DURING the Iraq war, Suleiman’s family worked closely with the American army in Mosul, as interpreters. When Islamic State took the city over—and its fighters began driving around the city to search for them—they fled east to Erbil, before IS came there, too. Suleiman (not his real name) is now in Amman, Jordan, waiting to hear about his long-stalled refugee case. Without a work permit, he is running out of cash. “Someone needs to tell me whether to go to jail, go to hell, or go to the United States,” he says.
For Iraqis seeking to flee to America as refugees, Suleiman’s story is a typical one. In his first week in office, Donald Trump hastily signed a travel ban, suspending all refugee admissions for 120 days, which plunged travellers’ plans into chaos and triggered mass protests. The travel ban has been withdrawn and resuscitated several times in response to legal challenges. Its third incarnation, which is still in effect, will be challenged before the Supreme Court next week. It has already had a drastic impact on refugee admissions.

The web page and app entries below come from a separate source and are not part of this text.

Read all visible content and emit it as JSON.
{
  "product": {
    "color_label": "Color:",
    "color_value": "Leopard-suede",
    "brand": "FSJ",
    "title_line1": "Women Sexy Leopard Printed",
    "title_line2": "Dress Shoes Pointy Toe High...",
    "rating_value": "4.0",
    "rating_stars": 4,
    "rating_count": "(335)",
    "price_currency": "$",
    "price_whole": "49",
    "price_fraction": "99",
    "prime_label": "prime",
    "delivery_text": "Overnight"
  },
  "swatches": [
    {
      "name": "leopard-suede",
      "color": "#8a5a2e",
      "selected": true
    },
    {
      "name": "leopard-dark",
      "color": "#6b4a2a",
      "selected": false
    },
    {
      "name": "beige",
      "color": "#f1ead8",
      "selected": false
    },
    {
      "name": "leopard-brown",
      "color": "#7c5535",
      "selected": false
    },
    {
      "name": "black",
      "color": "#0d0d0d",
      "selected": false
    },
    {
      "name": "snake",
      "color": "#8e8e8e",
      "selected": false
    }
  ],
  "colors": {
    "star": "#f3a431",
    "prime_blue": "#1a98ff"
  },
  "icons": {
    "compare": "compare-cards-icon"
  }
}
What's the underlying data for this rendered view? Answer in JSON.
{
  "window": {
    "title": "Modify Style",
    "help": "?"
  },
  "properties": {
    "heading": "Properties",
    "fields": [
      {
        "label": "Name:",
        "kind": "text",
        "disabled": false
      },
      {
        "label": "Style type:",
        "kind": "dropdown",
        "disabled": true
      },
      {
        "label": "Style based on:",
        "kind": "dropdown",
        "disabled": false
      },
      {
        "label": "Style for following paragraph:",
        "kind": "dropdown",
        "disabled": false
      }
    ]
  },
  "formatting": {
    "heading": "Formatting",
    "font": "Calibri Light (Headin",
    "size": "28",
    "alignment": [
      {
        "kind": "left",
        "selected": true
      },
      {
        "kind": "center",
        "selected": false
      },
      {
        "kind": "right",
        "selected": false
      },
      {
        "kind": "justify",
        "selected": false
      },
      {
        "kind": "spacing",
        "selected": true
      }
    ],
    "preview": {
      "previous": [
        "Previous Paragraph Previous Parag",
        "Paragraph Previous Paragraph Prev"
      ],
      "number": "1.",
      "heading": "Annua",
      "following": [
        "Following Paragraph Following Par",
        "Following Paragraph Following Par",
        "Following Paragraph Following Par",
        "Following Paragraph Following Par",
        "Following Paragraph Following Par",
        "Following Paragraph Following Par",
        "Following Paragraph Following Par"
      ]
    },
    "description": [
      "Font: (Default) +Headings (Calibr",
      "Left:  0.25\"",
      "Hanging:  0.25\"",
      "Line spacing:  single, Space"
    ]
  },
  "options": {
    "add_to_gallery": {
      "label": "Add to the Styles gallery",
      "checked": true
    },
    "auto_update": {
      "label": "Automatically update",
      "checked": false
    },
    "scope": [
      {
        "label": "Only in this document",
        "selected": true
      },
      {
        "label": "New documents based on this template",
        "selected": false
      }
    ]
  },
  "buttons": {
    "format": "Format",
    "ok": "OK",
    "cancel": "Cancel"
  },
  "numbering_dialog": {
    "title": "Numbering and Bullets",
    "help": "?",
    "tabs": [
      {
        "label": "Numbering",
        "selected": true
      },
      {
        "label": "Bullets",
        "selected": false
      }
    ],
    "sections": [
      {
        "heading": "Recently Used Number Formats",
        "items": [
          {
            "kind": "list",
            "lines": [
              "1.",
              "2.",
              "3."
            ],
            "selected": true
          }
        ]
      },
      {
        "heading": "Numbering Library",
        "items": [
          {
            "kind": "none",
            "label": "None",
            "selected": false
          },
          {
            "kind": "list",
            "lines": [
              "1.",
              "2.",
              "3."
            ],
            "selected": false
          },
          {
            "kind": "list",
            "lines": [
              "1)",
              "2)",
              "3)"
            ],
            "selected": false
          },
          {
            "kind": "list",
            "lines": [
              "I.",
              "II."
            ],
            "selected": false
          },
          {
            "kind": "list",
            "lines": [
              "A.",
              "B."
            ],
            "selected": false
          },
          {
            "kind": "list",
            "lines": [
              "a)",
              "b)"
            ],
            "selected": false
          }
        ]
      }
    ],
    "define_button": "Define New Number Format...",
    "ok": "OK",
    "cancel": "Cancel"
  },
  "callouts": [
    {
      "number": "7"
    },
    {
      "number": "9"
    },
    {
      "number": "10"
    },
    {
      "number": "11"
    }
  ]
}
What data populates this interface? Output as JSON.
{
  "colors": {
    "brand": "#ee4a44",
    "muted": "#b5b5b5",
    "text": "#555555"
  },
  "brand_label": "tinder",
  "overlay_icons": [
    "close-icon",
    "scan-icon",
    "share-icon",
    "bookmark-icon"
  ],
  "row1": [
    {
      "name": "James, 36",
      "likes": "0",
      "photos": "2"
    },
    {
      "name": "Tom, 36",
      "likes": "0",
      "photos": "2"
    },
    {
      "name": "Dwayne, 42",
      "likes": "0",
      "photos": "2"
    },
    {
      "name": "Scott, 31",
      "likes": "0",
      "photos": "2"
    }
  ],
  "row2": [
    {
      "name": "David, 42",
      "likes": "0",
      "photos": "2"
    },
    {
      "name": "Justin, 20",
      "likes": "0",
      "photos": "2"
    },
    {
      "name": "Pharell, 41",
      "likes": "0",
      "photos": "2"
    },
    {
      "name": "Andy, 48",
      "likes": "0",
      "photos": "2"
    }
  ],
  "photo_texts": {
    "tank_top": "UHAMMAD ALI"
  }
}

In fiscal year 2018, the first one completely governed by the Trump administration, America is on track to resettle only 20,800 refugees according to The Economist’s calculations—a 61% reduction from the previous year, and the fewest since 1980, when the modern system of admissions was established (see chart). Those trying to flee from Syria, which America, along with Britain and France, recently bombed to protest against a chemical-weapons attack, are having an even tougher time. Whereas 6,557 were admitted in 2017, only 44 have been in 2018. Admissions from Iraq, Somalia and Iran have declined by similarly steep margins.
During his campaign, Mr Trump proposed a “complete and total shutdown of Muslims entering the United States”. He appears to be working steadily towards that goal. From 2013 to 2017, Muslims made up 41% of admitted refugees. But more than halfway through the current fiscal year, they make up just 17%. Beleaguered religious minorities from Muslim countries, such as Iranian Bahais and Iraqi Yazidis, have also been harmed by the policy change, facing admission declines of 98%. Admissions of Christians, which were roughly equal to those of Muslims in previous years, have now surged to 58% of all incoming refugees.
The professed reason for the decline in admissions is to protect national security through, as Mr Trump terms it, “extreme vetting”. The additional measures have been kept vague, to avoid giving “our playbook to our enemies” in the words of one official. Under Barack Obama’s administration American screening was already among the toughest in the world, requiring interviews, continuous background checks, fingerprinting and iris scans. For some applicants, the process could take over two years to complete. Under Mr Trump’s administration, the process has got more extreme still.
These checks appear to be effective. A recent study by the Cato Institute, a libertarian think-tank, found that the rate of vetting failure, when a person with terrorist sympathies is allowed into America and goes on to commit an attack, is vanishingly small: one in 29m. The study also found that the chance of an American dying at the hands of an improperly admitted terrorist was one in 328m.
Bureaucratic tweaks are also slowing the flow of refugees. To be admitted, a refugee applicant must be screened in person by agents from the Department of Homeland Security (DHS). But the DHS has been reassigning agents who conduct these interviews and has also reduced foreign trips to carry out such screenings, leaving many applicants in limbo. Medical and background checks expire after a set time, prompting some to restart the lengthy process. “Even without the travel ban, there are many, many ways to throw sand into the gears to keep the refugee pipeline from moving,” says Bill Frelick, director of the refugee programme at Human Rights Watch, an advocacy group.
Under American law, the executive branch has nearly complete authority over refugee policy. With minimal involvement from Congress, the president can set a cap on the annual number of refugees admitted. Mr Trump, for example, has set this cap to 45,000—the lowest ever—though the actual number will be less than half that. So long as the White House does not articulate a policy of explicit exclusion, the chances of a successful court challenge are low. “They’ve clearly found a legal way to enforce the Muslim ban,” says Mark Hetfield, the president of HIAS, a refugee-resettlement agency. “They’ve realised that they can turn up the security vetting and keep everyone out.”